Problem:
Go through the material and pull out every line with the string "Clef" in it.

Entries provided section start

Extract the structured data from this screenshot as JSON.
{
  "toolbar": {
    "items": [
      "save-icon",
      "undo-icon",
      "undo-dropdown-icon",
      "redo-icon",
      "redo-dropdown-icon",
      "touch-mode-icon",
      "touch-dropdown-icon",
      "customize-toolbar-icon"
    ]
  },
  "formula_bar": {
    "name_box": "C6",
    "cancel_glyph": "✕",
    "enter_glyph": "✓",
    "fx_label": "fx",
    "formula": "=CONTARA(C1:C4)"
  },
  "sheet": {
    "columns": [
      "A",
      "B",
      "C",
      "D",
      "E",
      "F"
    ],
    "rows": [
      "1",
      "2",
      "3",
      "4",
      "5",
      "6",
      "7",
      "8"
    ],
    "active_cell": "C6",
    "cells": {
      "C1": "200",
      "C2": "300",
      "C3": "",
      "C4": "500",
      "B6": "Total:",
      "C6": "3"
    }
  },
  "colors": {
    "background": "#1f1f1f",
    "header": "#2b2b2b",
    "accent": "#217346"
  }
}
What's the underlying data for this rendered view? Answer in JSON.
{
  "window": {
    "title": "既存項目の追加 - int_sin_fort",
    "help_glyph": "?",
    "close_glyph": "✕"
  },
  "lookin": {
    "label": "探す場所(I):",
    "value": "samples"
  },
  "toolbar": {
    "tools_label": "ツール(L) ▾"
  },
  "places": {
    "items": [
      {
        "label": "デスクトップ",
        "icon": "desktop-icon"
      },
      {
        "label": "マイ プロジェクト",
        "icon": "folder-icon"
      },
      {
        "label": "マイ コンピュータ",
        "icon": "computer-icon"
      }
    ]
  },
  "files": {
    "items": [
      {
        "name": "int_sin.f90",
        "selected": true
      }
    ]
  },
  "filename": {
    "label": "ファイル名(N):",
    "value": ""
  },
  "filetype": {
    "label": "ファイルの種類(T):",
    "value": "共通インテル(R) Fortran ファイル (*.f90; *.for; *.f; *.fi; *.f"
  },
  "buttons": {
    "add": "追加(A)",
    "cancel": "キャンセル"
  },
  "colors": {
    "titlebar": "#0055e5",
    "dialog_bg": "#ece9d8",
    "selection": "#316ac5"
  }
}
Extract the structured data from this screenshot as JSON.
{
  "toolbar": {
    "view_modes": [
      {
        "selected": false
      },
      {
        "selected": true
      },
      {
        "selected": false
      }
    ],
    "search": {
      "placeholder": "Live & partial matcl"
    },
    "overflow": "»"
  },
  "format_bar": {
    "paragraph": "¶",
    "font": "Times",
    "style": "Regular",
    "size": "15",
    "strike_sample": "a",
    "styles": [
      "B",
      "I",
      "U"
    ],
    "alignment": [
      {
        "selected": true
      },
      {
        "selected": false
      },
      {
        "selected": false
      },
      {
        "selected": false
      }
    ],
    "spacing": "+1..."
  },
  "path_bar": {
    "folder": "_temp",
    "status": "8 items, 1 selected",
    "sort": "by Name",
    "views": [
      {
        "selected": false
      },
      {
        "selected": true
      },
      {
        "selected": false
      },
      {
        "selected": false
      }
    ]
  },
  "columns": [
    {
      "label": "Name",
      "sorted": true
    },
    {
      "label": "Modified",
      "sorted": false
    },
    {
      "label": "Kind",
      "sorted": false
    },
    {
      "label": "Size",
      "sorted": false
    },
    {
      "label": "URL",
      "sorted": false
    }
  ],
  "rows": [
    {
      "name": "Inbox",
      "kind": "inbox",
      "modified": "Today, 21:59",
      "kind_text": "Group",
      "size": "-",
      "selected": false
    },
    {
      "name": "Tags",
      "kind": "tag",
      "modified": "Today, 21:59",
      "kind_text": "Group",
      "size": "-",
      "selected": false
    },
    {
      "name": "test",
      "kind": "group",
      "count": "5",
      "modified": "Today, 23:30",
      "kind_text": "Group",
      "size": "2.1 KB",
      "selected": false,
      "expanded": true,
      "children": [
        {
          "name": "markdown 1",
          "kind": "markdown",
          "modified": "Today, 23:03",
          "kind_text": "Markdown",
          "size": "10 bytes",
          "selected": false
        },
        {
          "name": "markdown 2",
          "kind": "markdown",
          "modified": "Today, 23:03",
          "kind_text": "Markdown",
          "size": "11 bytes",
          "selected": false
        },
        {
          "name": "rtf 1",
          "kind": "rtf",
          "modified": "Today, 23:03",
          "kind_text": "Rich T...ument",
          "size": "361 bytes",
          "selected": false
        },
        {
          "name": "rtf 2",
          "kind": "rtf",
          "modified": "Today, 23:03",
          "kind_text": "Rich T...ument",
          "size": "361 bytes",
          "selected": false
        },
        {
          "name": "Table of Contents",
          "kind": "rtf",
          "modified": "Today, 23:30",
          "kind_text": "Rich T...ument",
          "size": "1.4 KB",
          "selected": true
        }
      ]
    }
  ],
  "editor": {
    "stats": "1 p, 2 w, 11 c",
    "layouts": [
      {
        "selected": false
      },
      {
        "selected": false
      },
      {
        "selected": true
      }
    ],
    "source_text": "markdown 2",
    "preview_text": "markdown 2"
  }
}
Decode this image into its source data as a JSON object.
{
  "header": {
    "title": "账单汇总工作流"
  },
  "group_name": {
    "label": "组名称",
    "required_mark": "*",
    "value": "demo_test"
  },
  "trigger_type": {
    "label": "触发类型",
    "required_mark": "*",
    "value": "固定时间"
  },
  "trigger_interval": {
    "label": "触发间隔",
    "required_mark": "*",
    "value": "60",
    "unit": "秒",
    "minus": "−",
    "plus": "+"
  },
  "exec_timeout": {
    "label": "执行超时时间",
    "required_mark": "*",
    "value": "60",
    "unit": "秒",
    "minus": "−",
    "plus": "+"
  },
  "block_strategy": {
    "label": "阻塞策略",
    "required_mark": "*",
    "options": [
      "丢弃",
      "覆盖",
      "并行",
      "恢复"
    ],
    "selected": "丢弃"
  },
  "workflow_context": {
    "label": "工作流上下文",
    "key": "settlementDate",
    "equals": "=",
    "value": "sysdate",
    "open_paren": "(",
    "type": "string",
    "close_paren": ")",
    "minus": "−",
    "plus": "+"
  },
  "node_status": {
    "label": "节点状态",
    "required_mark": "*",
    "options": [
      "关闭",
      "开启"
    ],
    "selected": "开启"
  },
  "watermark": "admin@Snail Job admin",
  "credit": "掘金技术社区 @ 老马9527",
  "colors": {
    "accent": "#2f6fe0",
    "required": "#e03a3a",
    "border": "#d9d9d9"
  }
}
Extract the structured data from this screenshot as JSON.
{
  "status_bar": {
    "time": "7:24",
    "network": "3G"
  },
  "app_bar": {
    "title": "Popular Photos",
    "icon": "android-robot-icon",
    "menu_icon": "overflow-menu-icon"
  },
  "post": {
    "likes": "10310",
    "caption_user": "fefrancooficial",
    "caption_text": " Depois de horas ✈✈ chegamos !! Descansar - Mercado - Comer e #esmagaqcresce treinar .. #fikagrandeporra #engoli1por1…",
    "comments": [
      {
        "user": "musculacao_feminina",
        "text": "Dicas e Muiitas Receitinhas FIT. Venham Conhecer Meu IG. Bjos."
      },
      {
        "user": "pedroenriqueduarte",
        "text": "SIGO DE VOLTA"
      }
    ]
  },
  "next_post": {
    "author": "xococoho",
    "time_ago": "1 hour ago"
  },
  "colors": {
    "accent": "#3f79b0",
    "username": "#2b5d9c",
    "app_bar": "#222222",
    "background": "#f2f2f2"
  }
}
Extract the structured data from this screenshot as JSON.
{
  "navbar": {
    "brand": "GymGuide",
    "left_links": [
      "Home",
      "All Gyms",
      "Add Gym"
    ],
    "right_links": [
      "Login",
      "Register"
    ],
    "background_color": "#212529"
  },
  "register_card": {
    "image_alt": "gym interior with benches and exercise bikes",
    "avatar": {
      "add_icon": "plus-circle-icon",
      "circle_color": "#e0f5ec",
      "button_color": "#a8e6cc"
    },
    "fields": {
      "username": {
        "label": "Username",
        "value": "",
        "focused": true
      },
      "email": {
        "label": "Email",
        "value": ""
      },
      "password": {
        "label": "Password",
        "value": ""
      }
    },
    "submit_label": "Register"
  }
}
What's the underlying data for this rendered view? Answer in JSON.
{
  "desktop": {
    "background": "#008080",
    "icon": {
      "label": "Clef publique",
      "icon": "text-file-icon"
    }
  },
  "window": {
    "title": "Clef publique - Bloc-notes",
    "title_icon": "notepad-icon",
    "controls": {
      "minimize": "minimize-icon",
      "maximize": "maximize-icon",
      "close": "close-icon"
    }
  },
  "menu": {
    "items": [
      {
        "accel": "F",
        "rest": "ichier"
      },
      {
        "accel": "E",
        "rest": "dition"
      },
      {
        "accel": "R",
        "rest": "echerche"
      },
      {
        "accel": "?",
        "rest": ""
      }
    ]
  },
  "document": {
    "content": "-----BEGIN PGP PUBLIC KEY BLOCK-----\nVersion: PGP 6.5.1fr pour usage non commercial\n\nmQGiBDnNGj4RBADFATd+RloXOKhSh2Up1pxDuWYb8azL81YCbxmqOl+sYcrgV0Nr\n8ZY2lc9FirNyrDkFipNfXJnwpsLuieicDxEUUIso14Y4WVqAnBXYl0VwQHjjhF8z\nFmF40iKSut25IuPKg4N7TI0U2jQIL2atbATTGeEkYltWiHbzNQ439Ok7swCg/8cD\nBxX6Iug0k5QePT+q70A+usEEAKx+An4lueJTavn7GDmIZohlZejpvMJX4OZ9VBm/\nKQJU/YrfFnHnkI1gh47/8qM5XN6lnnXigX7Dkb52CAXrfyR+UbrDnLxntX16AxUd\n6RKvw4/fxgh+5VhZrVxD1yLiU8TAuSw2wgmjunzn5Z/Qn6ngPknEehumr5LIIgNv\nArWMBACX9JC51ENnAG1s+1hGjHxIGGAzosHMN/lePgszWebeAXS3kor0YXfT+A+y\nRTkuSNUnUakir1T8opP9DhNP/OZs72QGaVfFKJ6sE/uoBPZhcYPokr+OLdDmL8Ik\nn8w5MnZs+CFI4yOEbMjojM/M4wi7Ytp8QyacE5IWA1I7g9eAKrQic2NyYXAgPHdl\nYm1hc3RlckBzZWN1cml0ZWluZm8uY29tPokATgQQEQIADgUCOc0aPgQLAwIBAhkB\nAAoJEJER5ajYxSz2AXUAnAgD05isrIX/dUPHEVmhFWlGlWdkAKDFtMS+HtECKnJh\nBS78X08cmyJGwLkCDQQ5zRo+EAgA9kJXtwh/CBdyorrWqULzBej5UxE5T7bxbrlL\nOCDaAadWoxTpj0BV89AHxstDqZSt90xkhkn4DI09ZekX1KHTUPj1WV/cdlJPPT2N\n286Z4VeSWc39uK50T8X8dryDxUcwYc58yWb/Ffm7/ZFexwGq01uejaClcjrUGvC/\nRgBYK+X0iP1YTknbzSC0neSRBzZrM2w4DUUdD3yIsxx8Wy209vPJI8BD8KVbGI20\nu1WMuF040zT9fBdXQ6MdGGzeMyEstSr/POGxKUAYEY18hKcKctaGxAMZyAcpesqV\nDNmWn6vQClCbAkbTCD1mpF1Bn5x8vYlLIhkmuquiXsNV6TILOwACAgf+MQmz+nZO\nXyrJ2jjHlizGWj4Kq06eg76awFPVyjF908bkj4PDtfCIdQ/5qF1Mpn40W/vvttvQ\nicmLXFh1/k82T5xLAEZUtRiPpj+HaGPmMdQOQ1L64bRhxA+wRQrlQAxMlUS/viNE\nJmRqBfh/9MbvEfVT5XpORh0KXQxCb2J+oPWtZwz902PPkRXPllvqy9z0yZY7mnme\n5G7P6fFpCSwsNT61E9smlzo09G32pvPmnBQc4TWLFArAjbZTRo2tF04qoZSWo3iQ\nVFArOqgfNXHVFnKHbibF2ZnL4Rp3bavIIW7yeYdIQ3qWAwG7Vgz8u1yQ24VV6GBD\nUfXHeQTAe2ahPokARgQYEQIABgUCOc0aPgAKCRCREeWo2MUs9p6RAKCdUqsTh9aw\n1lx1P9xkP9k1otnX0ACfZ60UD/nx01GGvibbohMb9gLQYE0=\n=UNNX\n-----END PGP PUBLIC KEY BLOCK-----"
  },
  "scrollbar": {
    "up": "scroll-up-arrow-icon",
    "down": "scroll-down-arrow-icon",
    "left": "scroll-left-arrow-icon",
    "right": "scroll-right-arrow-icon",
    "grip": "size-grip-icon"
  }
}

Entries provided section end

Response to the exercise:
      "label": "Clef publique",
    "title": "Clef publique - Bloc-notes",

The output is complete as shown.